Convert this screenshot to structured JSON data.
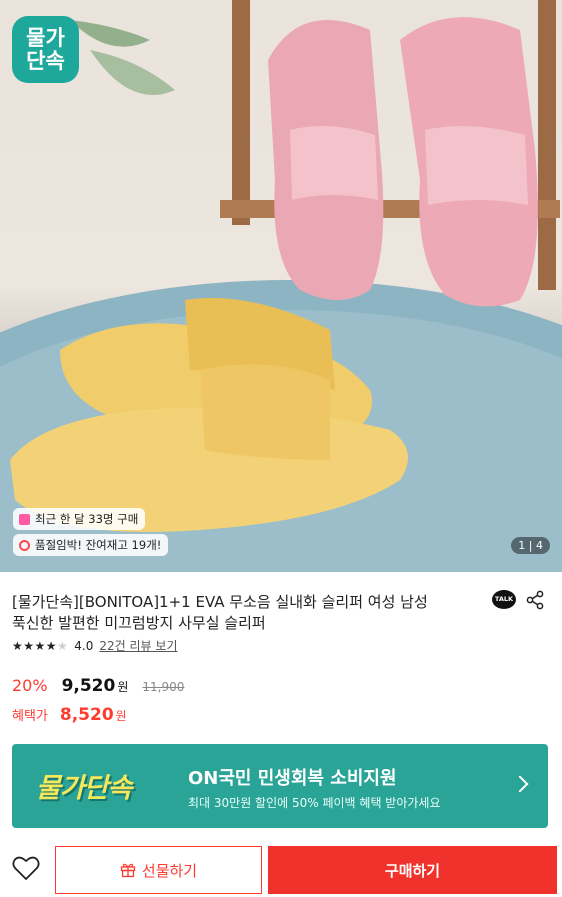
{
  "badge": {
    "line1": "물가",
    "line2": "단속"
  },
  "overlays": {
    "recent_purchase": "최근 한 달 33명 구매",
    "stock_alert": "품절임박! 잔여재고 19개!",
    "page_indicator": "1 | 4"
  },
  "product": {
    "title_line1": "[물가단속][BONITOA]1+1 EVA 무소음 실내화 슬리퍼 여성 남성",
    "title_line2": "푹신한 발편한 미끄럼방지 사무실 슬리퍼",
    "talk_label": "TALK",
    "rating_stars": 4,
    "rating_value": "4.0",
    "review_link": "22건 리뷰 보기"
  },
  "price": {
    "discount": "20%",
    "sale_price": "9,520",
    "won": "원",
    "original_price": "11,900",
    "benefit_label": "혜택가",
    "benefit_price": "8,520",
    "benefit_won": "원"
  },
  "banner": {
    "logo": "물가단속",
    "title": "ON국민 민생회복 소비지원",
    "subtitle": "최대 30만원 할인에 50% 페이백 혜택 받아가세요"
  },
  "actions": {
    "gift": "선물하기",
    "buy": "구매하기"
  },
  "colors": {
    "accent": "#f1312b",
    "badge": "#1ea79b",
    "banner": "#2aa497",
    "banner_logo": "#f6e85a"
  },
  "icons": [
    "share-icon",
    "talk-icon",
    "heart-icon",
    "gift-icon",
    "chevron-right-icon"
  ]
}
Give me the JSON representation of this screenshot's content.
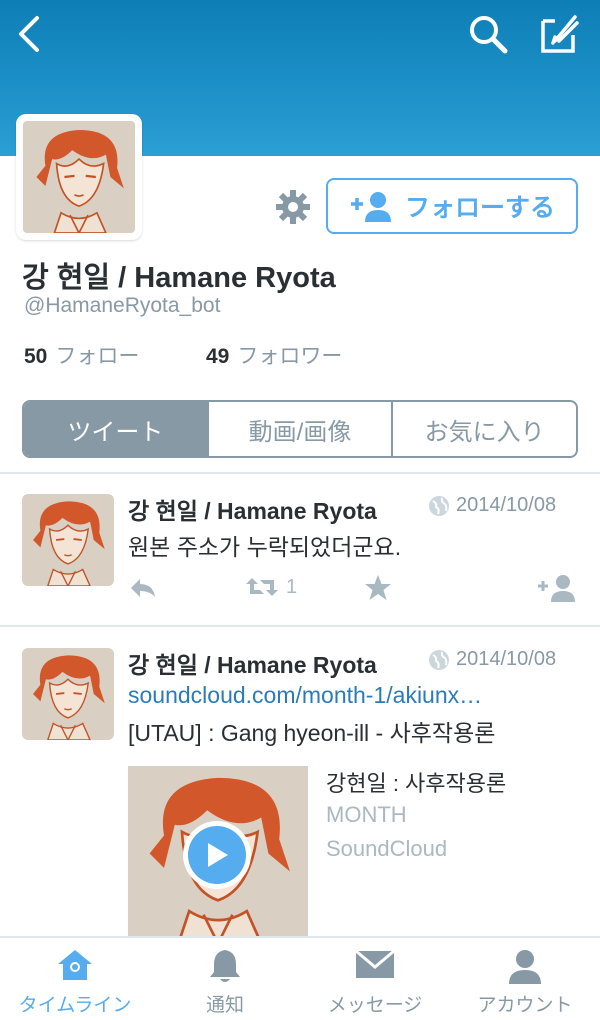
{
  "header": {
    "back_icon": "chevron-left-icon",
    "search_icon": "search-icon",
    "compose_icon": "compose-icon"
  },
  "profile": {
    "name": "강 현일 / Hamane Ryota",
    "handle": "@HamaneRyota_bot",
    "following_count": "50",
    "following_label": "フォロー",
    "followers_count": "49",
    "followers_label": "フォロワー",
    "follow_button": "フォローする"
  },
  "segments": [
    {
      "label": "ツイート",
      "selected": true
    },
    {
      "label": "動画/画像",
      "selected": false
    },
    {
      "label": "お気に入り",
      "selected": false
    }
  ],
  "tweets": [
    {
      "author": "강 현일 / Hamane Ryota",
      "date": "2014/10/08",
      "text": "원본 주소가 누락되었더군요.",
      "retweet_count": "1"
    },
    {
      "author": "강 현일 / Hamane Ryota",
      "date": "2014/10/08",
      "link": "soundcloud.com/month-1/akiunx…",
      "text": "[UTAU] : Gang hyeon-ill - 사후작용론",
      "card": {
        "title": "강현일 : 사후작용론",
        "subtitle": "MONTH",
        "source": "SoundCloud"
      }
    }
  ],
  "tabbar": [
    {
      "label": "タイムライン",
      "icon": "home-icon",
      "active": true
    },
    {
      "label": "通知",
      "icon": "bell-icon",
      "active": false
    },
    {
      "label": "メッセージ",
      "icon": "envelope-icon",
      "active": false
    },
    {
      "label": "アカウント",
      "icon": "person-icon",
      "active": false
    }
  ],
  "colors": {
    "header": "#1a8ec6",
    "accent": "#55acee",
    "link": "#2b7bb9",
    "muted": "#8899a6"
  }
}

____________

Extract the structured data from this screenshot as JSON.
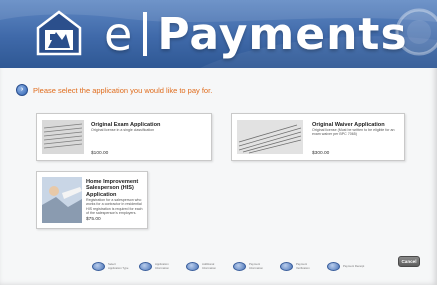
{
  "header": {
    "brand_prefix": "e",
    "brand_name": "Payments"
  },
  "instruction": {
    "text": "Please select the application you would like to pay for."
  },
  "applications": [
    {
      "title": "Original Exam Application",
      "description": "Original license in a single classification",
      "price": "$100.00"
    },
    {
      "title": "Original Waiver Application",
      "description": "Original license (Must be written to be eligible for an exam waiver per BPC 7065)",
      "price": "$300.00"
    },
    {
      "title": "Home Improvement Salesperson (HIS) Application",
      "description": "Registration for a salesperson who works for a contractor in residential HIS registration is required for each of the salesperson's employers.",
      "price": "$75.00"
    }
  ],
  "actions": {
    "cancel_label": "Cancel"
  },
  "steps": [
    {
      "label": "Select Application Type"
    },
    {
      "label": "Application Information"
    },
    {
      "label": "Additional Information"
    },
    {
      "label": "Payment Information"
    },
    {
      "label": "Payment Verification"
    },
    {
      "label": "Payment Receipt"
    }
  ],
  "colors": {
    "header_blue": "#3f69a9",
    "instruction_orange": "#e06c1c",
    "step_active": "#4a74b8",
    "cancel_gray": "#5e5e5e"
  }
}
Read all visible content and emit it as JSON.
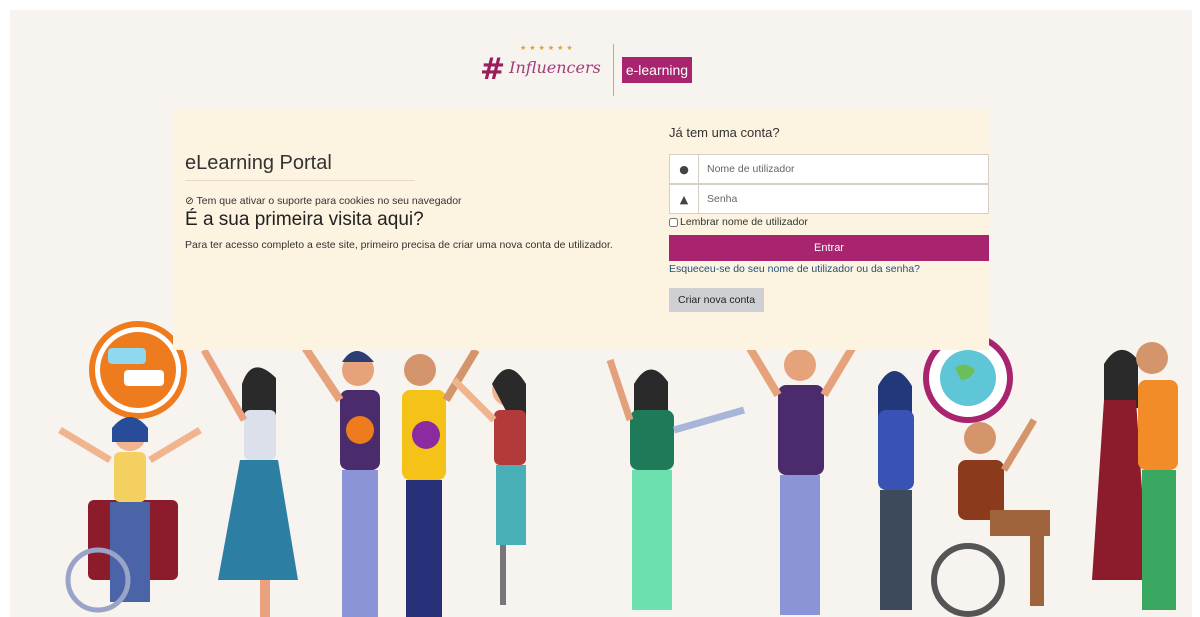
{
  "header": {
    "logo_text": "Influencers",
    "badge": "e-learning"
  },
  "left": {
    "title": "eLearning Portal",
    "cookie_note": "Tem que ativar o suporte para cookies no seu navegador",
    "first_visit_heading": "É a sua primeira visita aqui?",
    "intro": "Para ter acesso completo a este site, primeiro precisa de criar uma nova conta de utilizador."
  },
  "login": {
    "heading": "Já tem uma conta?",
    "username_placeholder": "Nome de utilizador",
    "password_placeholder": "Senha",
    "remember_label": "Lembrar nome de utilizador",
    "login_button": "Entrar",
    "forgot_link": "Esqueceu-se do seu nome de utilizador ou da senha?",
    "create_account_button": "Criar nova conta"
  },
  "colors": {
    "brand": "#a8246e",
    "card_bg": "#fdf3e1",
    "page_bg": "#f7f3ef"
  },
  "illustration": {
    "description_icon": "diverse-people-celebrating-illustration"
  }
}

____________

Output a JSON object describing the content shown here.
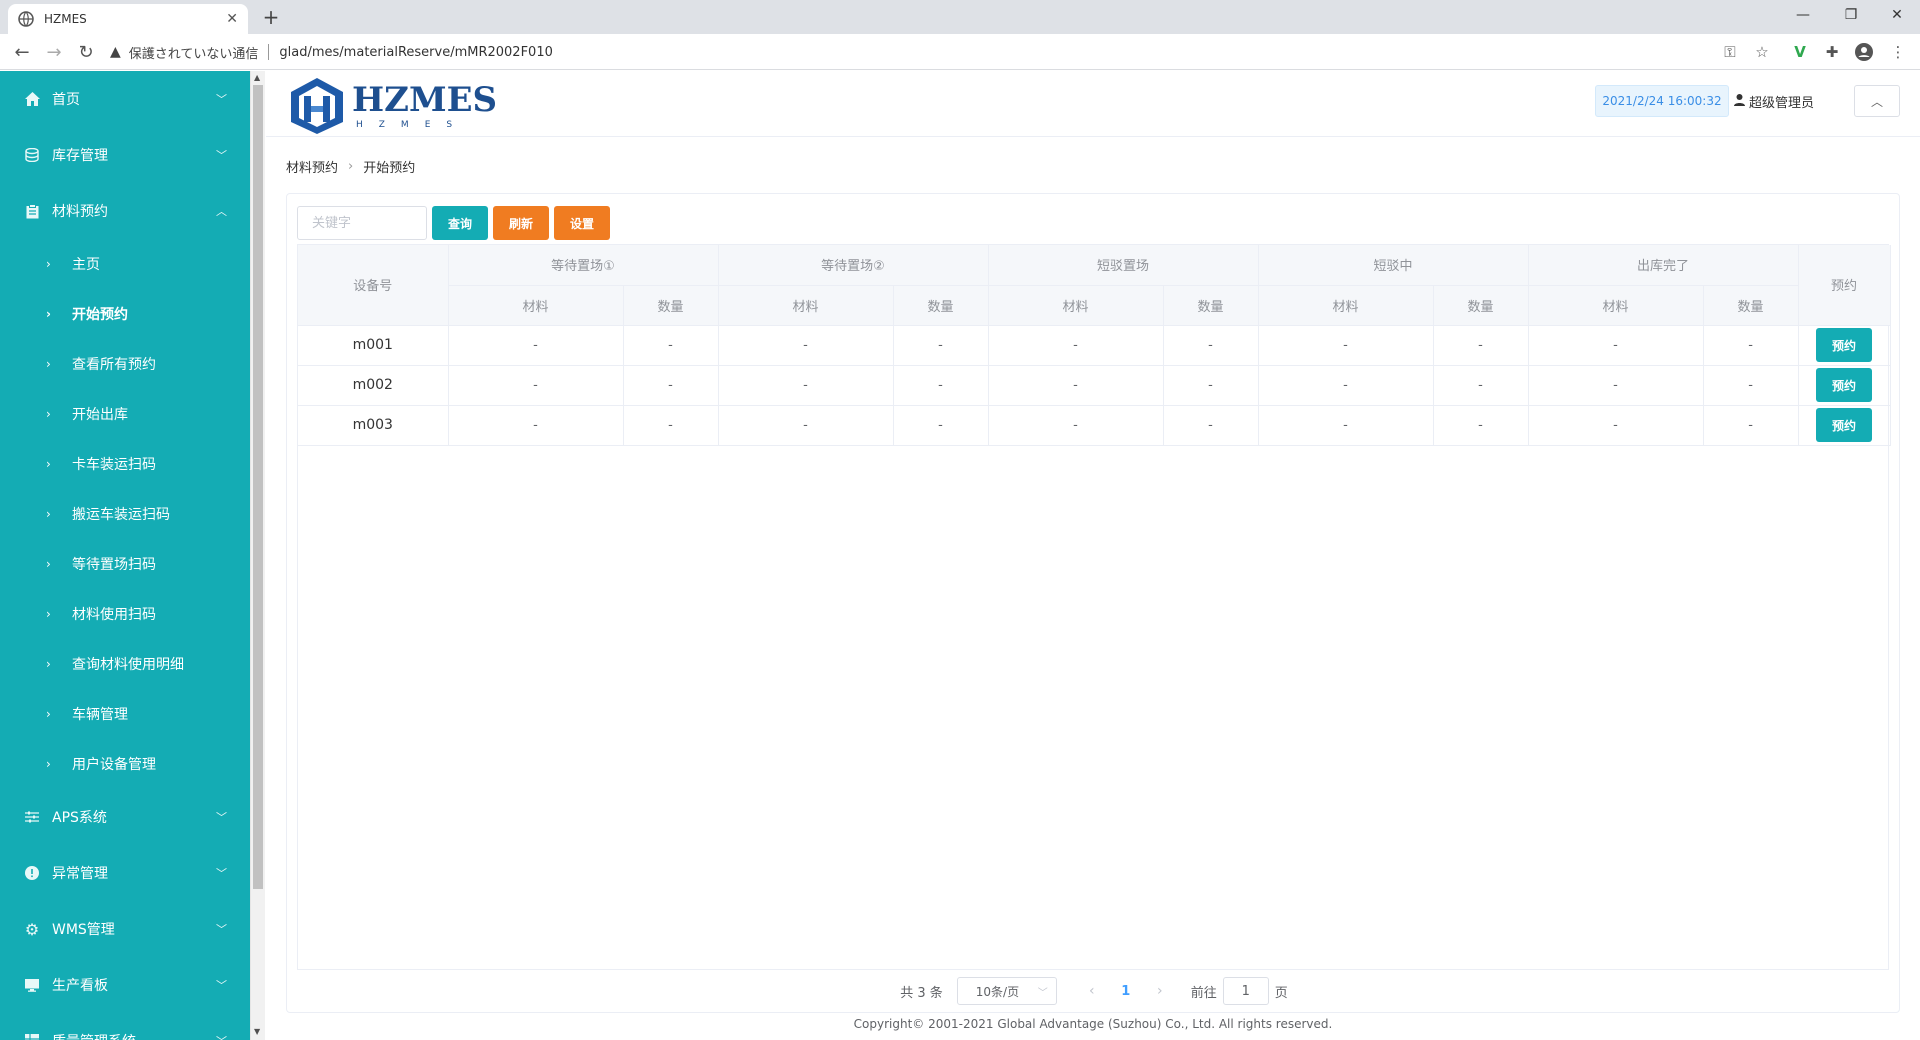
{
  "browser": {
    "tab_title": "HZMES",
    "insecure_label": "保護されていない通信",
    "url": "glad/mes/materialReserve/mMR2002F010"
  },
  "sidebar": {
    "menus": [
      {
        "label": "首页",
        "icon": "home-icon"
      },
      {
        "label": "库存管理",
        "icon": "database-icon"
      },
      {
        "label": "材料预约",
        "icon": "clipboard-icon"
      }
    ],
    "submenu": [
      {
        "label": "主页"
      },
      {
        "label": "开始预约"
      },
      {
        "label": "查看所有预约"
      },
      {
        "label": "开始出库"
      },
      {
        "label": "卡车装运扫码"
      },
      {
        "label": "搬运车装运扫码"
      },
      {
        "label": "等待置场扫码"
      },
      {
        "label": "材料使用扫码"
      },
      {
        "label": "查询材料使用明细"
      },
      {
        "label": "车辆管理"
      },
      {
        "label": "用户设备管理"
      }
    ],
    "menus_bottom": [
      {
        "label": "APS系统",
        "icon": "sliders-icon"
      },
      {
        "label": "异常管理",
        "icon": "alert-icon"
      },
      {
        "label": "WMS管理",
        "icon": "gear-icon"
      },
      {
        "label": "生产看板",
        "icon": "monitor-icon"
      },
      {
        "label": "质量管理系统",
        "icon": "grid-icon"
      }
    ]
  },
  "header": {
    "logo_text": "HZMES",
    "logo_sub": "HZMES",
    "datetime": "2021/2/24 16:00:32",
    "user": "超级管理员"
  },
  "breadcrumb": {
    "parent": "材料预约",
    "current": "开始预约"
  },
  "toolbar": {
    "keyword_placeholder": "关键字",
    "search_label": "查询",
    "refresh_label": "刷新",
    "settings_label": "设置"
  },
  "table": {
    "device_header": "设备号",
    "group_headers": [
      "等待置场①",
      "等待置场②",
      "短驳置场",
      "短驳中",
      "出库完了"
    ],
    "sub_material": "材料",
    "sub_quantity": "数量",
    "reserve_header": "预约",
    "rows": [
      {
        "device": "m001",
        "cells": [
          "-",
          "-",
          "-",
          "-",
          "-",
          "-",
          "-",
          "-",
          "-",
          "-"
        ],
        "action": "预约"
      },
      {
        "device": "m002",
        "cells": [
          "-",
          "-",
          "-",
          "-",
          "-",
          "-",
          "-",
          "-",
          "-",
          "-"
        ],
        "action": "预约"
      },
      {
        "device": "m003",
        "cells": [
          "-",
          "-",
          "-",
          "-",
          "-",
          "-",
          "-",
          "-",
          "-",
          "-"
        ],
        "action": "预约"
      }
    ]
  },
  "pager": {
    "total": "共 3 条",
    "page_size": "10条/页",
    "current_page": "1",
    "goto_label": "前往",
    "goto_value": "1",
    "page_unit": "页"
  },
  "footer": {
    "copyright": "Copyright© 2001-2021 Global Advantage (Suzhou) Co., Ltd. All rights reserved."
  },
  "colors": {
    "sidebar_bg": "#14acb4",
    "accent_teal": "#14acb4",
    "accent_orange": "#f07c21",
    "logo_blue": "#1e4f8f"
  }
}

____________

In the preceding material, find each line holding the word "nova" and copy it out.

Expected answer:
    "intro": "Para ter acesso completo a este site, primeiro precisa de criar uma nova conta de utilizador."
    "create_account_button": "Criar nova conta"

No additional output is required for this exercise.